In situations where severe pain has become chronic and cannot be treated at the root through minimally invasive spine surgery, a pain specialist may recommend SCS. Neurostimulation is based on a theory published in 1965 that nerves can transmit one of two sensations at a time: pain, or a sensation related to touch. For more than 40 years, neurostimulation has been used to prevent pain signals from reaching the brain – helping people who cannot otherwise get the pain relief they need.
An ideal candidate for SCS implant might be someone whose pain is marked by numbness, burning or tingling. This indicates that their pain is neuropathic. It has been found that failed back surgery syndrome, cervical and lumbar radiculitis, neuropathy, and complex regional pain syndrome all may be helped by this procedure. A type of “neuromodulation,” spinal cord stimulation has also succeeded in patients who are for some reason ineligible for other forms of spine surgery. An additional benefit of spinal cord stimulation is that patients are able to “test drive” a temporary version of it before committing to the permanent procedure.
Details of Spinal Cord Stimulation
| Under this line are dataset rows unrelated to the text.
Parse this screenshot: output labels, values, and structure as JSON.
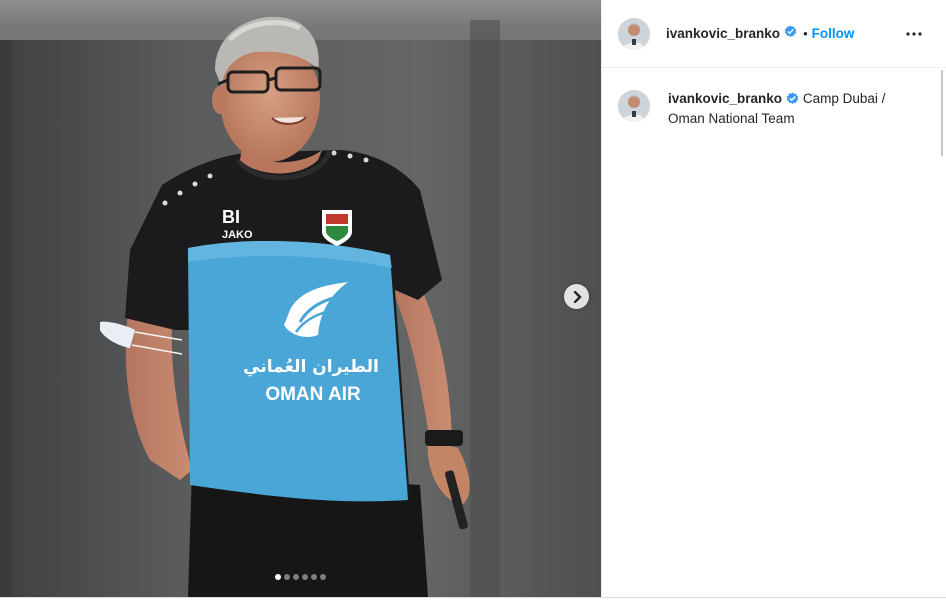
{
  "post": {
    "username": "ivankovic_branko",
    "follow_label": "Follow",
    "bullet": "•",
    "caption": "Camp Dubai / Oman National Team",
    "carousel": {
      "slide_count": 6,
      "active_index": 0
    }
  },
  "photo": {
    "subject": "coach-smiling-in-training-shirt",
    "shirt_initials": "BI",
    "shirt_kit_brand": "JAKO",
    "sponsor_arabic": "الطيران العُماني",
    "sponsor_latin": "OMAN AIR"
  },
  "icons": {
    "verified": "verified-badge-icon",
    "more": "more-options-icon",
    "next": "chevron-right-icon"
  },
  "colors": {
    "accent": "#0095f6",
    "shirt_black": "#1b1b1d",
    "shirt_blue": "#4aa6d6",
    "background_grey": "#5b5b5b"
  }
}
To ensure the SCS will work for the patient, a trial must be performed before the permanent device is implanted. A hollow needle is inserted through the skin into the epidural space between the bony vertebra and the spinal cord using fluoroscopy (a type of X-ray). The lead is properly positioned and then attached to an external generator and power supply (worn on a belt). You will keep a written log of the stimulation settings during different activities and the level of pain relief. After 3-5 days, you will return to the doctor’s office to discuss permanently implanting the stimulator.
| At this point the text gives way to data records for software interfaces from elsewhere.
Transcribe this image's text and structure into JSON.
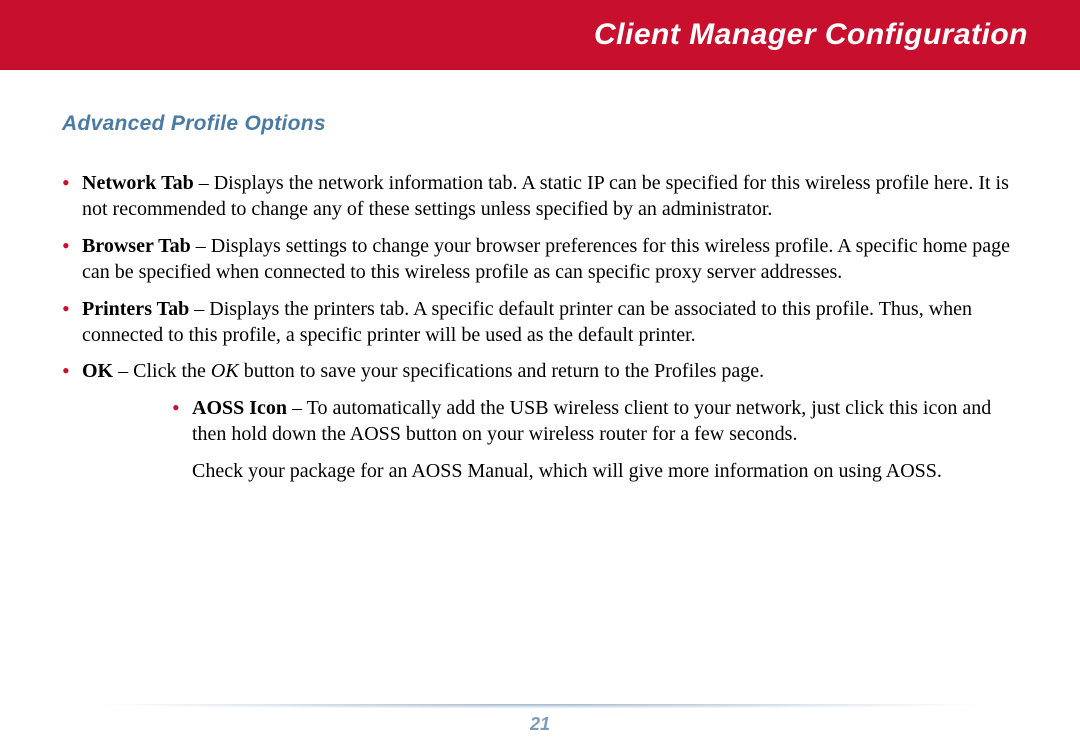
{
  "header": {
    "title": "Client Manager Configuration"
  },
  "section": {
    "title": "Advanced Profile Options"
  },
  "items": [
    {
      "label": "Network Tab",
      "sep": " –  ",
      "text": "Displays the network information tab.  A static IP can be specified for this wireless profile here.  It is not recommended to change any of these settings unless specified by an administrator."
    },
    {
      "label": "Browser Tab",
      "sep": " –  ",
      "text": "Displays settings to change your browser preferences for this wireless profile.  A specific home page can be specified when connected to this wireless profile as can specific proxy server addresses."
    },
    {
      "label": "Printers Tab",
      "sep": " –  ",
      "text": "Displays the printers tab.  A specific default printer can be associated to this profile.  Thus, when connected to this profile, a specific printer will be used as the default printer."
    },
    {
      "label": "OK",
      "sep": " – ",
      "pre": "Click the ",
      "italic": "OK",
      "post": " button to save your specifications and return to the Profiles page."
    }
  ],
  "nested": {
    "label": "AOSS Icon",
    "sep": " –  ",
    "text": "To automatically add the USB wireless client to your network, just click this icon and then hold down the AOSS button on your wireless router for a few seconds.",
    "follow": "Check your package for an AOSS Manual, which will give more information on using AOSS."
  },
  "footer": {
    "page_number": "21"
  }
}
The trial is considered successful if you experienced greater than 50% improvement in pain. The permanent leads are inserted through an epidural needle or a small incision into the locations determined during the trial procedure. A small incision is created near the buttocks or abdomen for the implantable pulse generator (IPG) battery to be implanted. The leads are then connected to the IPG battery. The implant’s electrical pulses are programmed with an external remote, which allows you to turn the system on or off, and adjust the stimulation power level and select different programs.
Preparing for Spinal Cord Stimulation
Before pursuing a Spinal Cord Stimulation, prospective patients should have tried conservative non-surgical methods, such as physical therapy, chiropractic, and injections. If those methods have not produced meaningful relief, you may be a candidate for a North American Spine procedure.
Spinal Cord Stimulation Recovery
Most patients will be able to return to work or play the very next day, though the incision site may have some dull soreness. More in-depth, customized recovery guidelines will be provided by your North American Spine physician. While every medical procedure carries some risk of injury or infection, complications and adverse events are very rare. Your physician will counsel you on these risks prior to the procedure.
To determine if you are a candidate for spinal cord stimulation, contact us anytime at 855.681.7480 or submit a form on this page.